Even if your child or teen seems to be doing well, they were impacted in some way by the events of the last year and a half. All school-age youth experienced some degree of:
The start of a new school year can be an exciting yet uncertain time for the whole family. Due to the circumstances of the COVID-19 pandemic, many kids are facing mental health challenges right now. In fact, 82% of 11-17-year-olds who took a screen at mhascreening.org from March 2020-July 2021 were showing signs of a mental health condition.
If you are concerned about your child or teen’s ability to readjust to in-person school and have a good year, there are things you can do at home to set them up for success and support them during this transition. Not only is the home environment the most significant factor affecting academic achievement, but family member interactions also help provide social and intellectual development and improve child confidence.1
TAKE CARE OF YOUR OWN MENTAL HEALTH
Children and teens pick up on anxiety and tension in adults around them. Be open about your own feelings and lead by example in how you deal with them by modeling healthy behaviors and coping skills.
REEVALUATE YOUR EXPECTATIONS AND ANTICIPATE CHALLENGES
Children and teens may act differently in school than they have before because of the adjustments they had to make last year to adapt to virtual learning. Anticipate some disorganization, forgetfulness, and anxiety. They may also have higher levels of irritability and frustration than you’re used to. Patience and compassion are key.
WORK AS A TEAM WITH THE SCHOOL
Teachers and parents/caregivers should work together for the best outcomes, especially since students may act differently at home and in the classroom. Be familiar with options for supports available through your child’s school to help accommodate them if they are struggling emotionally or academically. You are your child’s best advocate!
ENCOURAGE COMMUNICATION AND EMOTIONAL VULNERABILITY
Trust is important. Your child needs to know they can come to you and that you’ll really listen when they do. Be curious and ask questions about your child’s day, what they learned, how they felt, etc. – especially since adolescents usually aren’t the most forthcoming. For those who are dealing with lots of fear and anxiety, they may require frequent comforting and reassurance to feel safe.
KNOW WHEN YOUR CHILD’S STRUGGLES MAY BE A SIGN OF SOMETHING BIGGER
Common signs of mental health conditions in youth include problems with concentration and memory, changes in appetite, feeling sad or hopeless, loss of interest in things they used to enjoy, excessive worry, irritability, changes in sleep patterns, and/or angry outbursts. Check out our fact sheet, Know the Signs: Recognizing Mental Health Concerns in Kids and Teens, for more information.

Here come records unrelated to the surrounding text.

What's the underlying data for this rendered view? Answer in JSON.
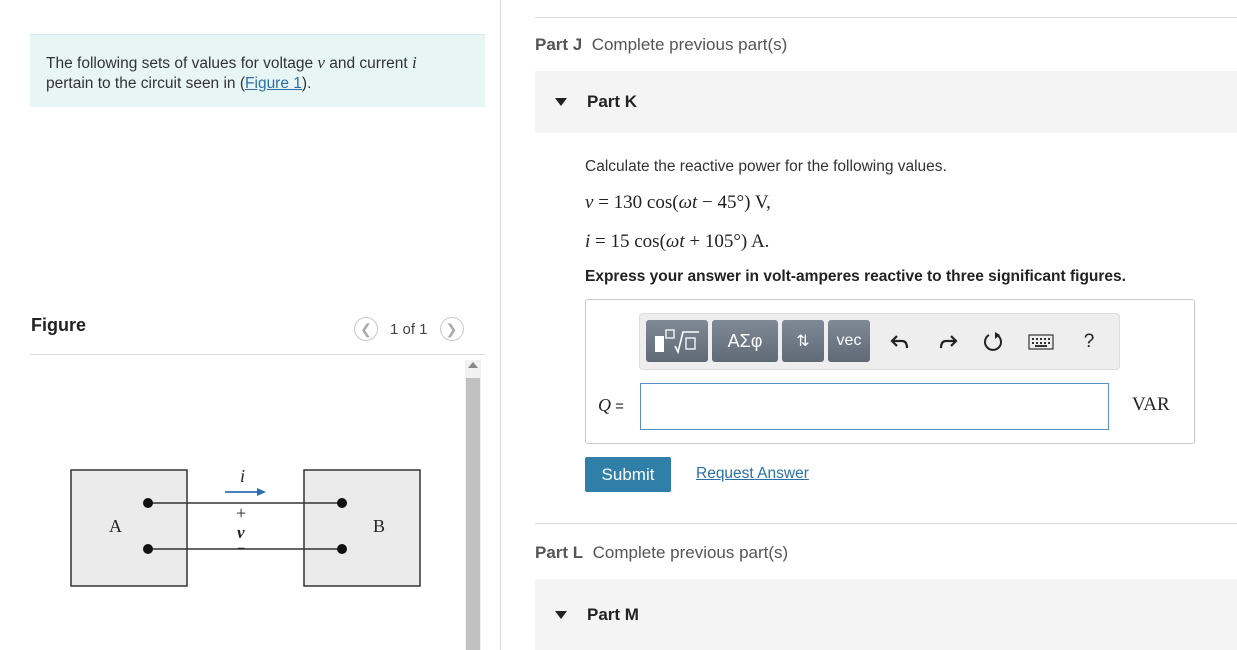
{
  "intro": {
    "text_before_v": "The following sets of values for voltage ",
    "var_v": "v",
    "text_and_current": " and current ",
    "var_i": "i",
    "text_pertain": "pertain to the circuit seen in (",
    "figure_link": "Figure 1",
    "text_close": ")."
  },
  "figure": {
    "title": "Figure",
    "pager": "1 of 1",
    "prev_icon": "chevron-left-icon",
    "next_icon": "chevron-right-icon",
    "labels": {
      "box_a": "A",
      "box_b": "B",
      "current": "i",
      "voltage": "v",
      "plus": "+",
      "minus": "−"
    }
  },
  "parts": {
    "part_j": {
      "label": "Part J",
      "status": "Complete previous part(s)"
    },
    "part_k": {
      "label": "Part K"
    },
    "part_l": {
      "label": "Part L",
      "status": "Complete previous part(s)"
    },
    "part_m": {
      "label": "Part M"
    }
  },
  "question": {
    "prompt": "Calculate the reactive power for the following values.",
    "eq_v": {
      "lhs": "v",
      "rhs": " = 130 cos(",
      "arg_w": "ω",
      "arg_t": "t",
      "arg_rest": " − 45°) V,"
    },
    "eq_i": {
      "lhs": "i",
      "rhs": " = 15 cos(",
      "arg_w": "ω",
      "arg_t": "t",
      "arg_rest": " + 105°) A."
    },
    "instruction": "Express your answer in volt-amperes reactive to three significant figures."
  },
  "answer": {
    "toolbar": {
      "templates_icon": "math-templates-icon",
      "greek": "ΑΣφ",
      "sort_icon": "up-down-arrows-icon",
      "vec": "vec",
      "undo_icon": "undo-icon",
      "redo_icon": "redo-icon",
      "reset_icon": "reset-icon",
      "keyboard_icon": "keyboard-icon",
      "help": "?"
    },
    "var_label": "Q",
    "equals": " =",
    "value": "",
    "unit": "VAR"
  },
  "actions": {
    "submit": "Submit",
    "request": "Request Answer"
  }
}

A Parent Screen is available at MHAScreening.org to help you determine if your child or teen may be having emotional, attentional, or behavioral difficulties. These results can be used to start a conversation with your family doctor or a school mental health professional.
1Khan, F.N., Begum, M., Imad, M. (2019). Relationship between Students’ Home Environment and their Academic Achievement at Secondary School Level. Pakistan Journal of Distance and Online Learning, 5(2), 223-234. https://ÿles.eric.ed.gov/fulltext/EJ1266643.pdf